“Small farmers with half a dozen, a dozen, or few dozen cows just isn’t the difficulty,” mentioned Bhakta.
“They aren’t the large water abusers throughout the state,” Bhakta mentioned. “We’re speaking about billion-dollar agricultural corporations.”
Relating to California’s oil and gasoline industries, the sector used greater than 3 billion gallons of freshwater — or the equal of 120 million showers — for drilling operations between January 2018 and March 2021, the report discovered.
Within the Central Valley, the place greater than 80 p.c of the state’s new and lively wells are drilled, low-resource communities and communities of colour “bear the brunt of drought impacts,” authors wrote.
It’s estimated greater than 1 million individuals in California do not need entry to protected ingesting water, whereas the vast majority of failing water techniques are situated in low-income communities primarily situated within the Central Valley.
California gives water to its residents by quite a lot of means. The state’s system of dams and canals helps transport water from wetter northern areas to southern, drier areas, residence to each city facilities and agricultural manufacturing.

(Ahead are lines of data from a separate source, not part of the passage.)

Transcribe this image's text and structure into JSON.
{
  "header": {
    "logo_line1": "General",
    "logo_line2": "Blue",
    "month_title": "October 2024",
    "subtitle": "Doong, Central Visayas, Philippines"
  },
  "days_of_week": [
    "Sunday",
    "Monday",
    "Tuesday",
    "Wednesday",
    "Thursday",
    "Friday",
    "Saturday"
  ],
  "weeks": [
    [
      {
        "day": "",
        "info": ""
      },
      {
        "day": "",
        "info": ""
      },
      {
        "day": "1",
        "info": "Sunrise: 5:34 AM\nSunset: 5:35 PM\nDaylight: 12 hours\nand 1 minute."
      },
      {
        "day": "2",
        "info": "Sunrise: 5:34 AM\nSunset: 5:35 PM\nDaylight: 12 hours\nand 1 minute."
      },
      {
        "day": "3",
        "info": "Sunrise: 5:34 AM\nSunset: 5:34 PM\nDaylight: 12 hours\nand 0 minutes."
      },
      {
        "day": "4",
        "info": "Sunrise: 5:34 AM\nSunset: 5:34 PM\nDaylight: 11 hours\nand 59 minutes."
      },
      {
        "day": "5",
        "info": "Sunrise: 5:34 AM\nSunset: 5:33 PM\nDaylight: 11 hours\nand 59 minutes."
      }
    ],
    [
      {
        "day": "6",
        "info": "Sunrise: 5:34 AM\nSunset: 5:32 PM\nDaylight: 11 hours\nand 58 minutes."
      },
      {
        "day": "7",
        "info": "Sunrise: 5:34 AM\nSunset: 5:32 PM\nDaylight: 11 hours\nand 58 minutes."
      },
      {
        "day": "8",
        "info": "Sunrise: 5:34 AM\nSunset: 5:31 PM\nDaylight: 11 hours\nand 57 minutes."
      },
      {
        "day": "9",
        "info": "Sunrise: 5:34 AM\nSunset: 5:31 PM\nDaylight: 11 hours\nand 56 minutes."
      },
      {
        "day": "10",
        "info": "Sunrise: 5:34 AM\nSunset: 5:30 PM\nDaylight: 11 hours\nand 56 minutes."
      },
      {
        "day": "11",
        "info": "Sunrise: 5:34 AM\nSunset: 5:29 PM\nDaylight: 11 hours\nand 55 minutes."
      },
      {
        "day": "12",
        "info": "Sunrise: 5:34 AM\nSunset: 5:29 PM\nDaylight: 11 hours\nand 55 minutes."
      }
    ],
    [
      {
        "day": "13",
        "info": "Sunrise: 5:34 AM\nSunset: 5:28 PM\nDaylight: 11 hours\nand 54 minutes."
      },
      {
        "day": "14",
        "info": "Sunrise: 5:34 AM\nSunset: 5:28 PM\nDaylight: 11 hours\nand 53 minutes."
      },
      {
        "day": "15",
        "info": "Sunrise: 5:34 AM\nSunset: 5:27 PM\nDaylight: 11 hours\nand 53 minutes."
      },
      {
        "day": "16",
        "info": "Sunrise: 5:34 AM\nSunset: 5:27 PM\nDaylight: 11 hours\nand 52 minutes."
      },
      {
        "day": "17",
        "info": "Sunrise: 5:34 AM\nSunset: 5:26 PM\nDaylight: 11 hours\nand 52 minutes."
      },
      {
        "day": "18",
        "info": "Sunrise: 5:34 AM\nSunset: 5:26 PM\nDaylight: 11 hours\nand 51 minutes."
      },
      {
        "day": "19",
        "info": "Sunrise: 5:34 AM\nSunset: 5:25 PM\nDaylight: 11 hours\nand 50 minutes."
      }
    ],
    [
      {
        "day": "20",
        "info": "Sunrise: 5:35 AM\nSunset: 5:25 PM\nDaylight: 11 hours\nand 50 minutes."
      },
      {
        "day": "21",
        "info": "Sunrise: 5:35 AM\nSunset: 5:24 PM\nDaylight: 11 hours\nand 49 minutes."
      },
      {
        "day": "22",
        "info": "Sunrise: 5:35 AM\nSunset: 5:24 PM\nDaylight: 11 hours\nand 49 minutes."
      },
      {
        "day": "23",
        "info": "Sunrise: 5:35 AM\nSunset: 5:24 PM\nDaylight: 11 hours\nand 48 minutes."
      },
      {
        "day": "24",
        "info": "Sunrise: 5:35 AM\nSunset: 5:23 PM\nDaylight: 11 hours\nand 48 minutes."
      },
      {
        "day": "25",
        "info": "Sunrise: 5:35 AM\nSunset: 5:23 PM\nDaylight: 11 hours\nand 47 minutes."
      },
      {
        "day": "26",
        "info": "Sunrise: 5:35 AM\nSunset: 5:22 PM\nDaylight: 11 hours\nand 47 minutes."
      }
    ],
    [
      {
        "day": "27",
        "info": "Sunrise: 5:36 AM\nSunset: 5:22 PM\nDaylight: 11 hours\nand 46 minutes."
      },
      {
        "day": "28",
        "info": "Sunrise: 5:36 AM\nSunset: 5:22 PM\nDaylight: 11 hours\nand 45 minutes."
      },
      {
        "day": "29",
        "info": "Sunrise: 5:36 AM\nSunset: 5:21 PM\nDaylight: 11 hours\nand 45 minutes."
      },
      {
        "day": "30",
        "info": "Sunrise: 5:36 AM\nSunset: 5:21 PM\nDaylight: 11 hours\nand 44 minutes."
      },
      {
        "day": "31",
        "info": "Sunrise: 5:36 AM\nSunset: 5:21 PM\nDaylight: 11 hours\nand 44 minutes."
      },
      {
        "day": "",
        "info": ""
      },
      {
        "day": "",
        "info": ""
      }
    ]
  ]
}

The southern area additionally receives water from the shrinking Colorado River. The river, which gives water to greater than 40 million individuals in seven states and Mexico, is predominantly used for agricultural functions. Annually, greater than 8 million acre-feet of its water is used for agricultural irrigation, supporting 15 p.c of all U.S. crops.
Of the water allotted for agriculture, greater than 80 p.c is used for crops like alfalfa or others for feedstock on farms.
Authors referred to as on Gov. Gavin Newsom (D), state regulators and the legislature to “develop new water coverage for the state that makes good on the promise that Californians ought to have entry to wash, dependable water and that stops the enlargement of (and begins to roll again) the damaging industries utilizing essentially the most water.”
In addition they urge Newsom to make use of government and emergency powers to forestall planting of latest almond and alfalfa acres within the west facet of the San Joaquin Valley, finish new oil and gasoline drilling, and ban new mega-dairies and enlargement of present ones.
“We’re not fated by the drought or by local weather change to be on this water disaster,” Bhakta added. “The disaster is actual, and the options are additionally very doable.”
Further options may embody switching to renewable vitality sources. In response to the report, if the state switched from fossil gas and nuclear electrical energy manufacturing to 100% renewable sources like wind, it may save 82 million cubic meters of water annually.
Any future state interventions also needs to “respect the water rights of Indigenous communities, actively seek the advice of with Indigenous communities on water rights and finest water administration practices, and prioritize state help to deprived communities experiencing water shortages,” the authors wrote.